*** SUPPLIED ENTRIES Section Begins ***

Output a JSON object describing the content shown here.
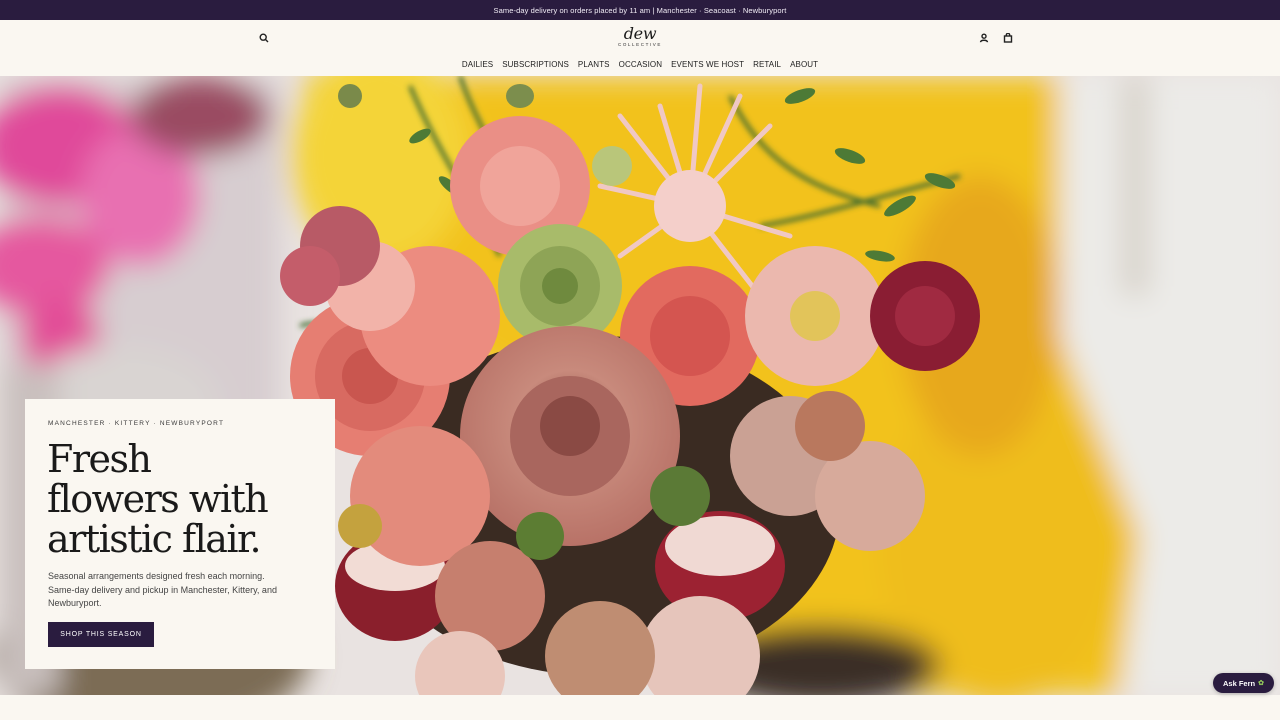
{
  "announcement": "Same-day delivery on orders placed by 11 am | Manchester · Seacoast · Newburyport",
  "logo": {
    "word": "dew",
    "sub": "COLLECTIVE"
  },
  "header_icons": [
    "search-icon",
    "account-icon",
    "cart-icon"
  ],
  "nav": [
    "DAILIES",
    "SUBSCRIPTIONS",
    "PLANTS",
    "OCCASION",
    "EVENTS WE HOST",
    "RETAIL",
    "ABOUT"
  ],
  "hero": {
    "eyebrow": "MANCHESTER · KITTERY · NEWBURYPORT",
    "headline_line1": "Fresh",
    "headline_line2": "flowers with",
    "headline_line3": "artistic flair.",
    "subtext": "Seasonal arrangements designed fresh each morning. Same-day delivery and pickup in Manchester, Kittery, and Newburyport.",
    "cta": "SHOP THIS SEASON"
  },
  "chat_button": {
    "label": "Ask Fern",
    "icon": "leaf-icon"
  },
  "colors": {
    "brand": "#2a1c3f",
    "cream": "#faf7f1",
    "yellow": "#f1c22a"
  }
}
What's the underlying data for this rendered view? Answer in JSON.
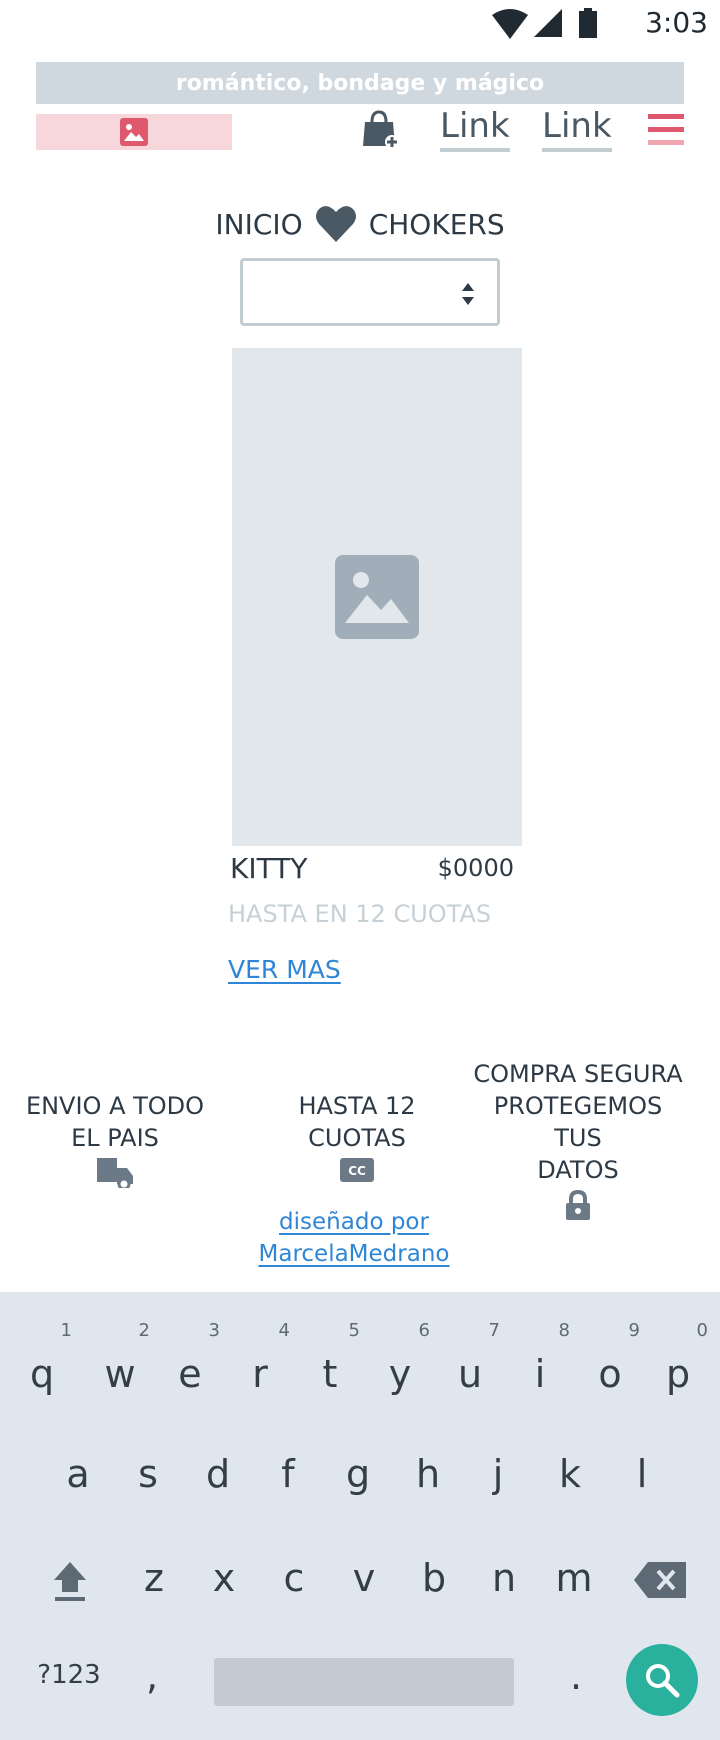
{
  "status_bar": {
    "time": "3:03",
    "icons": [
      "wifi-icon",
      "signal-icon",
      "battery-icon"
    ]
  },
  "promo": {
    "text": "romántico, bondage y mágico"
  },
  "header": {
    "logo_icon": "image-icon",
    "cart_icon": "shopping-bag-add-icon",
    "links": [
      "Link",
      "Link"
    ],
    "menu_icon": "hamburger-menu-icon"
  },
  "breadcrumb": {
    "home": "INICIO",
    "separator_icon": "heart-icon",
    "current": "CHOKERS"
  },
  "select": {
    "value": ""
  },
  "product": {
    "image_icon": "image-placeholder-icon",
    "name": "KITTY",
    "price": "$0000",
    "installments": "HASTA EN 12 CUOTAS",
    "cta": "VER MAS"
  },
  "features": [
    {
      "line1": "ENVIO A TODO",
      "line2": "EL PAIS",
      "icon": "delivery-truck-icon"
    },
    {
      "line1": "HASTA 12",
      "line2": "CUOTAS",
      "icon": "credit-card-icon"
    },
    {
      "line1": "COMPRA SEGURA",
      "line2": "PROTEGEMOS TUS",
      "line3": "DATOS",
      "icon": "lock-icon"
    }
  ],
  "designer": {
    "line1": "diseñado por",
    "line2": "MarcelaMedrano"
  },
  "keyboard": {
    "row1": [
      "q",
      "w",
      "e",
      "r",
      "t",
      "y",
      "u",
      "i",
      "o",
      "p"
    ],
    "row1_hints": [
      "1",
      "2",
      "3",
      "4",
      "5",
      "6",
      "7",
      "8",
      "9",
      "0"
    ],
    "row2": [
      "a",
      "s",
      "d",
      "f",
      "g",
      "h",
      "j",
      "k",
      "l"
    ],
    "row3": [
      "z",
      "x",
      "c",
      "v",
      "b",
      "n",
      "m"
    ],
    "symbols_key": "?123",
    "comma": ",",
    "period": ".",
    "colors": {
      "background": "#e0e6ed",
      "search": "#29b19d"
    }
  },
  "colors": {
    "accent": "#e0586e",
    "link": "#2f86d6",
    "banner": "#cfd8df"
  }
}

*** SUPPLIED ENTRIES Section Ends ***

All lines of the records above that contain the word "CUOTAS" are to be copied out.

TASK RESULT:
    "installments": "HASTA EN 12 CUOTAS",
      "line2": "CUOTAS",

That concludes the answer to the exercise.